Settlers destroy natural spring used by Palestinians for farming near Salfit
International Solidarity Movement 8 March 2010
A group of Israeli settlers today destroyed a spring by the village of Qarawat Bani Hassan in the Salfit district. The settlers poured sand and cement into the spring, guarded by five armed members of the Israeli military.
Palestinians from the village were forced to watch helplessly as events unfolded, prevented by the soldiers from moving close to the spring or from filming what was happening. International Solidarity Movement volunteers were able to secretly film for a short time before the soldiers noticed, and made both Palestinians and Internationals leave, saying that the area was now designated as a Closed Military Zone.
Last Friday, a group of Palestinians and internationals spent the day clearing the area around the spring to make it more accessible from the village. This followed previous attacks from settlers on nearby springs and farmland, during which a child suffered serious head wounds, from which he is still recovering in hospital, and an elderly man had his arm and leg broken.
Locals intend to continue their attempts to keep the spring open, and to turn the area around it into a park for the use of the village.
Under international law, the settlement next to Qarawat Bani Hassan is illegal, as are all other settlements in the occupied West Bank.
Comment: To put this shocking news story in some context read this excerpt from a December 2009 speech by Omar Barghouti (PACBI) referring to a recent report by Amnesty on water and its denial used as a weapon by Israel to ethnically cleanse Palestine of its people:
In the water report that Amnesty has issued it has said that Israelis on average use 4 times as much water as the Palestinians, in some areas the settlers use 20 times as much as the Palestinians in their immediate vicinity.
180,000 to 200,000 Palestinians are denied access to running water completely - they only get water by buying it, and buying it is getting much more expensive because with the checkpoints, roadblocks and so on its become much more difficult to deliver water.

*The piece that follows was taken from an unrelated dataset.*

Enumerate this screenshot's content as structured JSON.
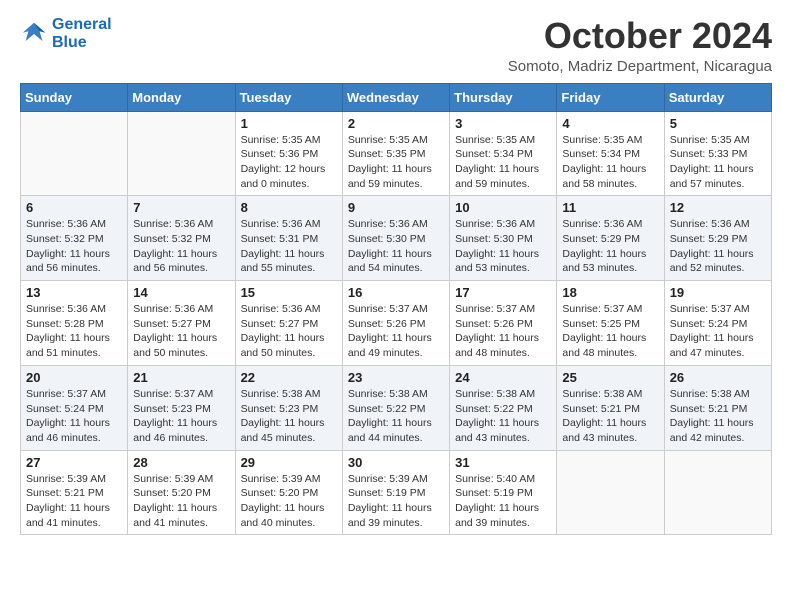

Some families according to Amnesty are spending 25% of their income on drinking water, 25% - imagine it in your income and then you figure it out.
But in Gaza its the worst, in Gaza 90-95% of the water supply has been contaminated, there is no good drinking water in Gaza, you can only drink contaminated water unless you are rich enough to buy the bottled water 'smuggled' through the tunnels.
Another aspect that Amnesty talks about in its report is ethnic cleansing, they don't mention the word 'ethnic cleansing' but they say Israel is deliberately denying access to water in so-called area C. The West Bank is divided in to areas A, B and C. C is under full Israeli control and it happens that 60% of the land of the West Bank is in area C. Most of the water resources are in area C, pure luck. And Israel completely controls that and Palestinians are not allowed access to water there in order to push Palestinians out of area C, where their land and water reserves are. So even Amnesty has reached the conclusion that this is a deliberate policy meant to expel the Palestinians out of those areas. This a very serious accusation from an organisation like Amnesty.
One quote in the Amnesty report by a Palestinian villager in Sousia, near Khalil (Hebron), she says 'water is life, without water we cannot live, not us, not the animals, not the plants. Before we had some water, but after the army destroyed everything, we have to bring water from far away - its very difficult and expensive. They make our life very difficult to make us leave.' Precisely, the only point is to make them leave.
"Everywhere we went (in Gaza) the same question was on every body's lips - 'You are here but where are the Arabs?' One little girl said to me 'where is this Arab world that they teach us about in school? Where is this Ummah that they talk to us about on Fridays? Why did they leave us alone?'. That's what she said to me, with tears in her eyes 'why did they leave us alone?' I had to turn my face away from her when she said it, and I'm not an Arab, I had to turn away.. I couldn't face her in the face of such a question.."